DEA Raids Four Bay Area Medical Marijuana Operations
December 20, 2005
KTVU/Bay City News, KTVU - TV 2Drug Enforcement Administration agents raided four Bay Area medical marijuana operations seizing 839 plants worth nearly $2 million, DEA Public Information Officer Casey McEnry said Wednesday.
The daylong enforcement operation kicked off Tuesday around 7 a.m. with two simultaneous crackdowns at a San Francisco home and a Penngrove, Sonoma County, barn, McEnry said.
During those raids, DEA agents confiscated about 339 pot plants, paperwork and a large amount of cash believed to be marijuana sales profits, McEnry said.
A midday raid of San Francisco's HopeNet, run by previously searched and detained homeowners Steve and Cathy Smith, was postponed until 6:30 p.m. Tuesday after nearly 100 demonstrators turned out to vehemently protest what some said was an uncalled assault on one of San Francisco's most patient-friendly co-ops.
Just hours after the protesters celebrated scaring away two DEA agents posted outside the business at 233 Ninth St., DEA raided HopeNet confiscating marijuana brownies and butter, McEnry said.
Shortly before the HopeNet raid, DEA agents also cracked down on a warehouse located near the Smiths' home in the 200 block of Clara Street, McEnry said. In that raid, DEA agents seized about 500 marijuana plants.
No arrests had been made as of Wednesday morning.
"I think it is very bizarre that this is happening to one of the best dispensers in the city," Hilary McQuie with Americans for Safe Access, a national coalition that works to protect the rights of medical marijuana users, said Tuesday. "This is a mean-spirited, cold-hearted act for the DEA to do right before the holiday season." She added today, "I think it was a very inefficient operation."
The enforcement operation stemmed from a two-year ongoing investigation launched by an anonymous tip that led investigators to the Penngrove barn near Redwood Highway.
"As the investigation continued at the residence in Penngrove, it led us to the residence in Clara Street," McEnry said.
She added that all the raids were related in some way, but wouldn't comment further as the investigation was still under way.
The DEA requested the search warrants for the homes first because that's where the investigation led, McEnry said, adding that the agents subsequently obtained information that prompted them to request the additional search warrants for the co-op and warehouse.
"(For the DEA) to take medicine away from those who need it at this time of the year is an outrage," said San Francisco Supervisor Chris Daly, who joined the demonstrators during an on-site news conference Tuesday.
Daly oversees District 6, which has one of the city's highest numbers of cannabis dispensaries.

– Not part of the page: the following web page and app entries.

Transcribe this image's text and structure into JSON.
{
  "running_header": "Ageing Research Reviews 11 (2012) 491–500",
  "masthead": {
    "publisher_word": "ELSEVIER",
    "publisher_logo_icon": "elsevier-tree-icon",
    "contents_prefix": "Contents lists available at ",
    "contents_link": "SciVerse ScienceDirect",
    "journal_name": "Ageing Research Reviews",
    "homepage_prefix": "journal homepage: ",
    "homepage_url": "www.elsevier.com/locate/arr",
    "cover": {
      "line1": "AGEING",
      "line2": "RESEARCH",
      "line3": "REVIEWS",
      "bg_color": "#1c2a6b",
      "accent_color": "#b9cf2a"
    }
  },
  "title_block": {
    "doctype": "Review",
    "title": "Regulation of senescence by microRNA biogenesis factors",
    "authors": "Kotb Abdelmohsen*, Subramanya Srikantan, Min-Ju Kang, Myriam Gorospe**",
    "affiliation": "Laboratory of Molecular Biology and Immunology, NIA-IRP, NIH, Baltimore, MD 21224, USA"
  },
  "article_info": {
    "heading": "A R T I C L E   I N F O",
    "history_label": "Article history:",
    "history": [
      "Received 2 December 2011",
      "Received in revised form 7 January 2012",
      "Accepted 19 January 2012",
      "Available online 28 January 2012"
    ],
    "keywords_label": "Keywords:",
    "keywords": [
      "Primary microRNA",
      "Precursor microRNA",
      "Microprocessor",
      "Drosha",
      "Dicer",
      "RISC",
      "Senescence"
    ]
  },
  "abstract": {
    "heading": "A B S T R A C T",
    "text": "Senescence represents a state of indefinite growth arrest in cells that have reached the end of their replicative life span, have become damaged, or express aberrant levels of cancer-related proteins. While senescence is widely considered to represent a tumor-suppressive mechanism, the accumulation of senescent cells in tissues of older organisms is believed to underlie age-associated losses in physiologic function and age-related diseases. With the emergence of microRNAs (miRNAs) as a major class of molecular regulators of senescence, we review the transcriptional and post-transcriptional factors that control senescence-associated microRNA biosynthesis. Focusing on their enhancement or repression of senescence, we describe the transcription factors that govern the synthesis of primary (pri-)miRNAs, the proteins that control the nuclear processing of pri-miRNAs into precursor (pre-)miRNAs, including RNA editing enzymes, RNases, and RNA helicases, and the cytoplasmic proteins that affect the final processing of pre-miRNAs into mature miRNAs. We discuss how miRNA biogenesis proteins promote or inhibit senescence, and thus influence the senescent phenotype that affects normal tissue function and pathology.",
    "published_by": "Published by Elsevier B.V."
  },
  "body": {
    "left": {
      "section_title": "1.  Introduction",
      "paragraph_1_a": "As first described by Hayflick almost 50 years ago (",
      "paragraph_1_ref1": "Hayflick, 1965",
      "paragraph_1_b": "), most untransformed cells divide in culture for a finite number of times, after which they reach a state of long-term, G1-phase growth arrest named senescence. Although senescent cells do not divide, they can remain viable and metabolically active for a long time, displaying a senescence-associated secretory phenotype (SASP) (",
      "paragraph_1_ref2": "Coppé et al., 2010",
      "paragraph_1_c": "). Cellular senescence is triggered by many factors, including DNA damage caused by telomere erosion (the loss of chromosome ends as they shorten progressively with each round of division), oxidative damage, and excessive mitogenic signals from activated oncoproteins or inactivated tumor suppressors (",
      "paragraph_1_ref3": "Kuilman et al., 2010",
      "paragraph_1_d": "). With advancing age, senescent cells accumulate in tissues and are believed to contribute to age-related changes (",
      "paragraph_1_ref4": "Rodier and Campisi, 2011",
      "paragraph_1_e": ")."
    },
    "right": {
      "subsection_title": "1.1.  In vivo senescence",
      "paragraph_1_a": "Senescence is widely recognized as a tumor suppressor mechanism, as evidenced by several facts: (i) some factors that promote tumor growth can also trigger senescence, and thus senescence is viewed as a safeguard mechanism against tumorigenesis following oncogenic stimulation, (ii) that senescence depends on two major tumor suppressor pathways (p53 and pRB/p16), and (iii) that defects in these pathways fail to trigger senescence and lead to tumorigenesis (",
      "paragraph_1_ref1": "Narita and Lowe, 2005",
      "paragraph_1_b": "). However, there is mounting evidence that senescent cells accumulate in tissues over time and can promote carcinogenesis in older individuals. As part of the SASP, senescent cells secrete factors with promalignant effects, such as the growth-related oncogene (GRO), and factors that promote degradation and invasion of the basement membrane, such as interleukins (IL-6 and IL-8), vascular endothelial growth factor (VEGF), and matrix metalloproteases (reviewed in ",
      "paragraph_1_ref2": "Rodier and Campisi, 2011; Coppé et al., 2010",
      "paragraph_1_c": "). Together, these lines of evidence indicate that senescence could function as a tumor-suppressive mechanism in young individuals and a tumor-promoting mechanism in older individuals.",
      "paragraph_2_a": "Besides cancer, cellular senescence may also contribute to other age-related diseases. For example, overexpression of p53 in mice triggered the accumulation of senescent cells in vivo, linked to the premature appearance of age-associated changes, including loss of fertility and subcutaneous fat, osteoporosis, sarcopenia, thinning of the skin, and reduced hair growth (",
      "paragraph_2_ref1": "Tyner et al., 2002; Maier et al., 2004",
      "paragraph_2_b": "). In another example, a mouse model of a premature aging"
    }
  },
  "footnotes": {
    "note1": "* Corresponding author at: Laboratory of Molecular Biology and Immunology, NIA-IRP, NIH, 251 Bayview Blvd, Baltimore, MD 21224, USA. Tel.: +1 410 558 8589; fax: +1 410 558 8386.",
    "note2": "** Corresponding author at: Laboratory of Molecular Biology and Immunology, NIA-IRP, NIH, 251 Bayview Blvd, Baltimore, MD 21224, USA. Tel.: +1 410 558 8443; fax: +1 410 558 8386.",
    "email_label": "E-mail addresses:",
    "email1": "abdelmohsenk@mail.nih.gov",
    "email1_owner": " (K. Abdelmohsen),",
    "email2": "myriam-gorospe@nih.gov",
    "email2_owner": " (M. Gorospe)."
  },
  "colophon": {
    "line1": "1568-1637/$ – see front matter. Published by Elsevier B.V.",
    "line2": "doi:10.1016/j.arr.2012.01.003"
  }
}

He said he had visited between eight and 12 cannabis facilities, out of which HopeNet ranked as the most community- and patient-oriented co-op.
California voters legalized pot use for medical purposes in 1996, but medical marijuana use remains against federal law. The U.S. Supreme Court ruled in June that California's medical marijuana law doesn't protect sick people using the drug from being prosecuted under federal law.
The San Francisco Board of Supervisors, which passed a moratorium on all new dispensaries on March 30, recently approved an ordinance regulating medical marijuana club permits.
According to Wayne Justmann, a longtime medical marijuana activist, San Francisco is home to nearly 35 medical marijuana dispensaries, more than any other place in the nation.
Tony Bowles, a HopeNet community liaison, also spoke out Tuesday against the pending raid and asked the DEA to acknowledge the legitimacy of medical marijuana.
But McEnry said Wednesday that the federal law prohibiting the use and sale of medical marijuana is very clear and that it is the duty of the DEA to uphold that law no matter what medical marijuana activists propose.
The DEA raided 13 dispensaries in San Diego last week, but hasn't raided a San Francisco pot club since June when three were raided.